Dataset records →
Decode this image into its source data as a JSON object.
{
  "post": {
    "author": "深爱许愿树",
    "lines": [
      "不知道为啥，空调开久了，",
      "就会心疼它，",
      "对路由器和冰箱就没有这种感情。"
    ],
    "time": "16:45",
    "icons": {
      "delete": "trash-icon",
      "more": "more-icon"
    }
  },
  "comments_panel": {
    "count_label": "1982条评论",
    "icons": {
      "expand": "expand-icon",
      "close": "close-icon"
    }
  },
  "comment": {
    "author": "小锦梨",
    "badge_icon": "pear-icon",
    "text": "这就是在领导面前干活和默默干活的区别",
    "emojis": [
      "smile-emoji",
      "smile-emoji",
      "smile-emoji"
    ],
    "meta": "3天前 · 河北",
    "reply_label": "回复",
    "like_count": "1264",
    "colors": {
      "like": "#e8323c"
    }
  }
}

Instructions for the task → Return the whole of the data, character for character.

Result of this task →
Decode this image into its source data as a JSON object.
{
  "post": {
    "author": "深爱许愿树",
    "lines": [
      "不知道为啥，空调开久了，",
      "就会心疼它，",
      "对路由器和冰箱就没有这种感情。"
    ],
    "time": "16:45",
    "icons": {
      "delete": "trash-icon",
      "more": "more-icon"
    }
  },
  "comments_panel": {
    "count_label": "1982条评论",
    "icons": {
      "expand": "expand-icon",
      "close": "close-icon"
    }
  },
  "comment": {
    "author": "小锦梨",
    "badge_icon": "pear-icon",
    "text": "这就是在领导面前干活和默默干活的区别",
    "emojis": [
      "smile-emoji",
      "smile-emoji",
      "smile-emoji"
    ],
    "meta": "3天前 · 河北",
    "reply_label": "回复",
    "like_count": "1264",
    "colors": {
      "like": "#e8323c"
    }
  }
}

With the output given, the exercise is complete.